Evenings in Ramadan have a sweetness of their own and words have a special perfume.
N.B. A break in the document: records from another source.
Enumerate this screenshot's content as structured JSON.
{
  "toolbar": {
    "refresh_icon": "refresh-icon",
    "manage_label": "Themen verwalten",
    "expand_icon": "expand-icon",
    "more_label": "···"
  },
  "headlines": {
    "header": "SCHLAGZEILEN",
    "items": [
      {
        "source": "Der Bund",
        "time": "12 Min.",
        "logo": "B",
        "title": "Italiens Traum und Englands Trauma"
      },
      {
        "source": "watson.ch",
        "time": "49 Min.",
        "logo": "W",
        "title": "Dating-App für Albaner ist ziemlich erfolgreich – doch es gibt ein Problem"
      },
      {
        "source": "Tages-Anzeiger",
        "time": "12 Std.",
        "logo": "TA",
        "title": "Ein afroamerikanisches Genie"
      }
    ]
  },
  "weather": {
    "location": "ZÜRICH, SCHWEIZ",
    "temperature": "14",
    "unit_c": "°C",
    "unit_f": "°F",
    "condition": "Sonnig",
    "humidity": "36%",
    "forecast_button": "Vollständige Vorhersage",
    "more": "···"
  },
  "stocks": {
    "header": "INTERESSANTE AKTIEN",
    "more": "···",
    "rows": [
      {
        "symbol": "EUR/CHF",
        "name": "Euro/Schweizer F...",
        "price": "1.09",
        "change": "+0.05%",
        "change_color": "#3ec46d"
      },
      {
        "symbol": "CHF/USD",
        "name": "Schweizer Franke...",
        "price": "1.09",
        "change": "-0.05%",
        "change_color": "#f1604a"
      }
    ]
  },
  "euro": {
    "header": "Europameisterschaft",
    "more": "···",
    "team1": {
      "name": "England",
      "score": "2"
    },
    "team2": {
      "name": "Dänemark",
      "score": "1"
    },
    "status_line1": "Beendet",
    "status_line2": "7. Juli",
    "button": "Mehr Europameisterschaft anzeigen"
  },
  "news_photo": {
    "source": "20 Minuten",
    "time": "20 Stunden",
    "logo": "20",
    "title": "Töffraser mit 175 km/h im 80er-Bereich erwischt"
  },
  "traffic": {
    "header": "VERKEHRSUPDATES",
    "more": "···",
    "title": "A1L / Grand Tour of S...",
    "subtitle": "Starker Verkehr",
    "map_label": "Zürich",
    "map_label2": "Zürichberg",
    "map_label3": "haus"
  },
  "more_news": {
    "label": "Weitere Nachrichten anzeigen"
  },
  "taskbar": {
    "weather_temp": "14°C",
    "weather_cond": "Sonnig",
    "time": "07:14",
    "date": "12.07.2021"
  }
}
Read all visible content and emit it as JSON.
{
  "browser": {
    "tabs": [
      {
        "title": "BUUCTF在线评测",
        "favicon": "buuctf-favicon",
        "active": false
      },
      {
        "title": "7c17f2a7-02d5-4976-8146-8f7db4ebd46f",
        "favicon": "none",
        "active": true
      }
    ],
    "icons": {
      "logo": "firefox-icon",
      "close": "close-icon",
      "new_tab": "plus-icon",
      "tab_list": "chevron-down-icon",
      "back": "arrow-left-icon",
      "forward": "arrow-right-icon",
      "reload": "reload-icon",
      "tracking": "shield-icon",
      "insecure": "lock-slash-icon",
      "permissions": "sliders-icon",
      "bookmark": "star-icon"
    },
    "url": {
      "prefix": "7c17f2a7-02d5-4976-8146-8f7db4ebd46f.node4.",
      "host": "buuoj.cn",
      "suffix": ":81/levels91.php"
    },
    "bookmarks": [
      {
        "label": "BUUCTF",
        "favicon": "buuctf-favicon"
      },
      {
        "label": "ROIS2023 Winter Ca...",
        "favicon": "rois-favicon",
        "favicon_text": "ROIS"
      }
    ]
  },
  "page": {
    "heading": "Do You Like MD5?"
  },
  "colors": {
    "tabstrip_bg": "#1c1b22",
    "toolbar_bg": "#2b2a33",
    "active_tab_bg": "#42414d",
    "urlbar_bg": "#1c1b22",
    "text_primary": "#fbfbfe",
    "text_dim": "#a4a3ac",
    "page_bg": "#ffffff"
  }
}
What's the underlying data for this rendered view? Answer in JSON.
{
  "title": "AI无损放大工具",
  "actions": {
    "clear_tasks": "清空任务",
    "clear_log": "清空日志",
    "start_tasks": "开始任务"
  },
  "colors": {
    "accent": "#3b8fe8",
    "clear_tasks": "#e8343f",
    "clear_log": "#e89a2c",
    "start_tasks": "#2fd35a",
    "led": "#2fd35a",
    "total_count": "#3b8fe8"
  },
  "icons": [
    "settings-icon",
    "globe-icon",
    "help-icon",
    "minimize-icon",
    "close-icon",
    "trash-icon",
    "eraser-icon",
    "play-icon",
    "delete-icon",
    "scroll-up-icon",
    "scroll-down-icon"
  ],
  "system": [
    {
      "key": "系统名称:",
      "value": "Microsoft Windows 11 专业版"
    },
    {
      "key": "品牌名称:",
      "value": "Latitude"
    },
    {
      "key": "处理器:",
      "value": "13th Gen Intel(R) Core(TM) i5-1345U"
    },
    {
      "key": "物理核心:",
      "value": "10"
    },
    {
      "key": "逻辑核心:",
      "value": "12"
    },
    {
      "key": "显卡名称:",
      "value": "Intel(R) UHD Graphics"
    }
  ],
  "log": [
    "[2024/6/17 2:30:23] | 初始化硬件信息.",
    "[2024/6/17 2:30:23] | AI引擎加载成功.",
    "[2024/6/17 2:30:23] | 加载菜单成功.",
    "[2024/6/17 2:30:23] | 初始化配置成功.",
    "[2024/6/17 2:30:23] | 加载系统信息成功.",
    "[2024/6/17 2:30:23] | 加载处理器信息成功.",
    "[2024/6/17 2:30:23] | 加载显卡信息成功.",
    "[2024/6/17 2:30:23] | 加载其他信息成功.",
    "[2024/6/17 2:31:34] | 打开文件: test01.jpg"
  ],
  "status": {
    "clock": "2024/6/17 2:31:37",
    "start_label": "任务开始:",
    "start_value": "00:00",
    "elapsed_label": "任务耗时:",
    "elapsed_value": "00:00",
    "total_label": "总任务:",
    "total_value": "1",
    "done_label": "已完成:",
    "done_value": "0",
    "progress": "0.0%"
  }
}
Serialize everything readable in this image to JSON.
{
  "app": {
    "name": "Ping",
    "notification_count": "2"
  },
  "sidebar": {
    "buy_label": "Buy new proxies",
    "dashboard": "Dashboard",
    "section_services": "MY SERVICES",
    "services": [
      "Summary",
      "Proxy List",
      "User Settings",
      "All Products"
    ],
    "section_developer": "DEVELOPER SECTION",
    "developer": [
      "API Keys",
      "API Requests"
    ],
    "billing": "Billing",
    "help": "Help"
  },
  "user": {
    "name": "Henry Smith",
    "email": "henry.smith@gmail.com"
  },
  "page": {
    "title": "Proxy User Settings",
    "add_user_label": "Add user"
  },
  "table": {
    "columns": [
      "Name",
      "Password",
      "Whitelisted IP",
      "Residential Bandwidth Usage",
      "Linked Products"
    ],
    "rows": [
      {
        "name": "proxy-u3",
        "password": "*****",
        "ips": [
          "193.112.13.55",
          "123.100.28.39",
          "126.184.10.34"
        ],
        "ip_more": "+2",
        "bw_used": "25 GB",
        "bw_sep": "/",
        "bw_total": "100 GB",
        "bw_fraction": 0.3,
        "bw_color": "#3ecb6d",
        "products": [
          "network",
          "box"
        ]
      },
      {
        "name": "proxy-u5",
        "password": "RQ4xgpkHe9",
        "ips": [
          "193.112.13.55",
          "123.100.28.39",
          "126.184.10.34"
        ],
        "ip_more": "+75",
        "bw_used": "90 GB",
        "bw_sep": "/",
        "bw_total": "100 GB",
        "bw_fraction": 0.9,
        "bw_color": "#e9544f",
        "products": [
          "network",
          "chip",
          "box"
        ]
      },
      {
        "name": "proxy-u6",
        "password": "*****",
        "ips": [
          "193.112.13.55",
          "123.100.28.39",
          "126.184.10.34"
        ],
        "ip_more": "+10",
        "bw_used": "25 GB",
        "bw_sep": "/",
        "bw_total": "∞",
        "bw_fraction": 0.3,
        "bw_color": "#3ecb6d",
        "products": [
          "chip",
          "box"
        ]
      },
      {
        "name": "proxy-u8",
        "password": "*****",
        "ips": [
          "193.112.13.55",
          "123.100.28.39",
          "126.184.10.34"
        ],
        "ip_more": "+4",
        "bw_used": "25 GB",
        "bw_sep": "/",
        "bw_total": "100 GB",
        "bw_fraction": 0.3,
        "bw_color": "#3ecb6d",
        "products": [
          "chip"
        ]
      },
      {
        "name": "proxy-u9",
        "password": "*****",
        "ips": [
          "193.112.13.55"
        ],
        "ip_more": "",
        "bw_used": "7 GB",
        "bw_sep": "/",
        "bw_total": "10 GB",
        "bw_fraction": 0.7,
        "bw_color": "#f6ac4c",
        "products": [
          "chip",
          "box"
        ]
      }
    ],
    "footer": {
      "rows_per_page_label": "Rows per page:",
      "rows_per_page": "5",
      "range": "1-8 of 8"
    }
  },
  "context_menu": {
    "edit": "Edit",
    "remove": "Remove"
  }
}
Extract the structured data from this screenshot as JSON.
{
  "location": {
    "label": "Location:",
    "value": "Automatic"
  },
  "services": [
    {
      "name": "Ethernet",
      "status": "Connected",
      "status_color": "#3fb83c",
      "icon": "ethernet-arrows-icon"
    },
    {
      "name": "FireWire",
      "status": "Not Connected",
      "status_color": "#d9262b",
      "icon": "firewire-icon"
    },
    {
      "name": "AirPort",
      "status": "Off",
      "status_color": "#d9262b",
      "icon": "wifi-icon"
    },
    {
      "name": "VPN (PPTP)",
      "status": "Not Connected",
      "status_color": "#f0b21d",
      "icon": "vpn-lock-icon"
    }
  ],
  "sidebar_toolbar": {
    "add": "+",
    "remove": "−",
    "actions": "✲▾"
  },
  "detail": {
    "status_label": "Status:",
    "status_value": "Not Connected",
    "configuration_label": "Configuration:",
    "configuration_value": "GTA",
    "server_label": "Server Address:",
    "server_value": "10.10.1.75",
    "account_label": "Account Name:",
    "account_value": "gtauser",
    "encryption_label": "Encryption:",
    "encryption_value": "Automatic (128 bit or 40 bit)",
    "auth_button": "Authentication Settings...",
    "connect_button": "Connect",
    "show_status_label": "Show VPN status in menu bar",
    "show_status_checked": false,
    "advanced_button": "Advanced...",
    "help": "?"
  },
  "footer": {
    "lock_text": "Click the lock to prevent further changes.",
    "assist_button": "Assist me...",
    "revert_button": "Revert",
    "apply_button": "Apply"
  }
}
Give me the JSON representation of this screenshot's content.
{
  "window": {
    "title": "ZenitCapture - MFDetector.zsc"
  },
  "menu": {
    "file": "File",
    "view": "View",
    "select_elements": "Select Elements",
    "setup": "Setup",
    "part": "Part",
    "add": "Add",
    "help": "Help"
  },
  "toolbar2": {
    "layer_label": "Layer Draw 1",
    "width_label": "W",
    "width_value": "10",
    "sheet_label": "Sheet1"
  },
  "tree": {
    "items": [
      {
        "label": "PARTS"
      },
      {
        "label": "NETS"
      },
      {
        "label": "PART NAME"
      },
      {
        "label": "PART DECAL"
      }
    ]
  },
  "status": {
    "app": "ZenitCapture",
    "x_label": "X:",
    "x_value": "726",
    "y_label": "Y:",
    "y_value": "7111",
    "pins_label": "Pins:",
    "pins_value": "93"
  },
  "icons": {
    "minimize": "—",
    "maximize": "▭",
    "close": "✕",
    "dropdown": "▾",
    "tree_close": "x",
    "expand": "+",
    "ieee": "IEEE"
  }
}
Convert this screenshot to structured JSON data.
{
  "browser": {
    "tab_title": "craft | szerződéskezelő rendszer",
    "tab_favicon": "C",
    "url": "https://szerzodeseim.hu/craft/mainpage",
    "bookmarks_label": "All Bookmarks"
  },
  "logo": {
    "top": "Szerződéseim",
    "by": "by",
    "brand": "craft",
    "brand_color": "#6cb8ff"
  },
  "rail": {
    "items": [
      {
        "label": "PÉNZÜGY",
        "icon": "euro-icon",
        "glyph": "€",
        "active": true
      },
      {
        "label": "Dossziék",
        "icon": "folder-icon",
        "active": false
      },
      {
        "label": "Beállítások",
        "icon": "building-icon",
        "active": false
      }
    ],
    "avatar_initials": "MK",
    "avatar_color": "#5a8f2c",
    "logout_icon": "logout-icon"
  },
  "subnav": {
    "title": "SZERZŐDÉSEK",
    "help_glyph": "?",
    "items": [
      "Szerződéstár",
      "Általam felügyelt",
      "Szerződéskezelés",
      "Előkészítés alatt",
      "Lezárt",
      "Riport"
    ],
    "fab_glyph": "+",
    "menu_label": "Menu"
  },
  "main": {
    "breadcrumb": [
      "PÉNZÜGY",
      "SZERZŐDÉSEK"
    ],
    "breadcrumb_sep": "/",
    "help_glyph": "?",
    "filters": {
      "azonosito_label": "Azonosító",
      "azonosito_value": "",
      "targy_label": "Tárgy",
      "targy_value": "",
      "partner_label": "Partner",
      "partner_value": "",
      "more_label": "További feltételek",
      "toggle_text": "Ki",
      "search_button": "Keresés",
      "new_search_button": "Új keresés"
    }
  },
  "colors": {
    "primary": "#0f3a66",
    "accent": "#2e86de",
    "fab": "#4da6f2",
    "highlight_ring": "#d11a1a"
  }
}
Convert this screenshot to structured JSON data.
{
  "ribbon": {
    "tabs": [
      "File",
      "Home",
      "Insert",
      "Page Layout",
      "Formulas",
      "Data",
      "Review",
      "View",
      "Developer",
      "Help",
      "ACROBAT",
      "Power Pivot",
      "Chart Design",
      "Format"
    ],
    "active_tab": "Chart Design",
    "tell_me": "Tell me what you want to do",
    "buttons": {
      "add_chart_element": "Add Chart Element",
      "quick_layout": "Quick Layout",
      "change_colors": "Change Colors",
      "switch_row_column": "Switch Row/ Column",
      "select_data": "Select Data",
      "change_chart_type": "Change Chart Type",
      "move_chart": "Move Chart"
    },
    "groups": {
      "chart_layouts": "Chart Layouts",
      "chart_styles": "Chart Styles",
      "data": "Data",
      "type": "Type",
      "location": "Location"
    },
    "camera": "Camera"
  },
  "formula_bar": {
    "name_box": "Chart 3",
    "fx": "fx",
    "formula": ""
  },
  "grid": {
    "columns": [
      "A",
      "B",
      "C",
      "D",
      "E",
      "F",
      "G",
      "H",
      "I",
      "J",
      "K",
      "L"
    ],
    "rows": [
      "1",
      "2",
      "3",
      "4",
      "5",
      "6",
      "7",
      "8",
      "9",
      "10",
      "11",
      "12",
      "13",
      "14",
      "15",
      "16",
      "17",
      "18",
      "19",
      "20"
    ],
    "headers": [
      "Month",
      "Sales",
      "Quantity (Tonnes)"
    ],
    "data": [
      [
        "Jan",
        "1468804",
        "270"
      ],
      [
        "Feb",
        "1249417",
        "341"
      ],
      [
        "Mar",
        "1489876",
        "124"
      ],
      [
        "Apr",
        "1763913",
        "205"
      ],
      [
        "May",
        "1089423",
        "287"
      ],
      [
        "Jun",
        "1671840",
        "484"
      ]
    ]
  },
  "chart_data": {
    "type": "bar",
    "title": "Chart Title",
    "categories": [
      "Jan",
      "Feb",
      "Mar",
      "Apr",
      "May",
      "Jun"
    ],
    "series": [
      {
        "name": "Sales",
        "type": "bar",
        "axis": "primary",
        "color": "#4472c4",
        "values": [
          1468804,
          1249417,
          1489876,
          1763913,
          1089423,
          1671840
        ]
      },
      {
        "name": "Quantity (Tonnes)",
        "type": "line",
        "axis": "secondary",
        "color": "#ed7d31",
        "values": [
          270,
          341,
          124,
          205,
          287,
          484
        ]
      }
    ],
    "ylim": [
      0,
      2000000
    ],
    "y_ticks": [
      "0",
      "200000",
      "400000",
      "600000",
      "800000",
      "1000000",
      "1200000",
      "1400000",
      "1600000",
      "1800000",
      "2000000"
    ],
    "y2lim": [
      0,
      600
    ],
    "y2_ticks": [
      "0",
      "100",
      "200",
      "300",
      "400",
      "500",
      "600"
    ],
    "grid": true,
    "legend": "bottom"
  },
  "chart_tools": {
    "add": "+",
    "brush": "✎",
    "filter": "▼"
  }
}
As we, in SSSD, believe that a perfumed word can unfold a smile in a soul, and based on SSSD’s basic role in psychosocial support, the SSSD team, in cooperation with UNHCR, organized gatherings on May 18 and 25 and June 1 under the title Ramadan Tales

Because the children with special needs and the drop out children are among the basic groups targeted by SSSD through its various programs, the team of SSSD in Masyaf, in cooperation with the UNHCR, organized a CBI in Masyaf entitled "Children's bags for daily activities and uses"

Out of believing in the importance of carrying out awareness campaigns on the dangers of harassment, the Syrian Society for Social Development, in cooperation with the UNHCR in Gaza Elementary School in Al Sakhour district of Aleppo, organized the "How to Protect Myself" event from 9 to 12 May.

Syria holds fast thanks to Syrian women’s initiatives…


Rural Damascus

Jaramana District, Rural Damascus

Since humanitarian action stems from and expresses the core of Humanity, SSSD Hasakeh, in cooperation with UNHCR Syria, has organized an awareness-raising recreational day to celebrate the International Humanitarian Day (29/08).

While monitoring the local community at al-Zahira district, we met Mrs. Samar al-Sayeq, 53, displaced from the Yarmouk Refugee Camp. Samar’s family consists of a husband who is ill (lumbar disc herniation) and unable to work, a sick son and his wife, and a repudiated daughter. All of them live together and have no source of income but selling bread in the street.

Mrs. Tharaa (who hates to be called by that name) is 38 and comes from the city of Qamishli, Governorate of Hasakeh. The story began when Tharaa was introduced to al-Salam Community Center by one of the beneficiaries in the Women’s Committees, who felt that it was necessary to help that woman ease the tension and relieve the terrible pressures she was experiencing.
Hayat, 39, is married, with five children. Her husband is a professional carpenter, a family trade he inherited from his father. He used to own a large carpentry workshop equipped with all the necessary tools but lost all his productive assets due to the Syrian conflict and the precipitous displacement from Saqba, where his trade was established.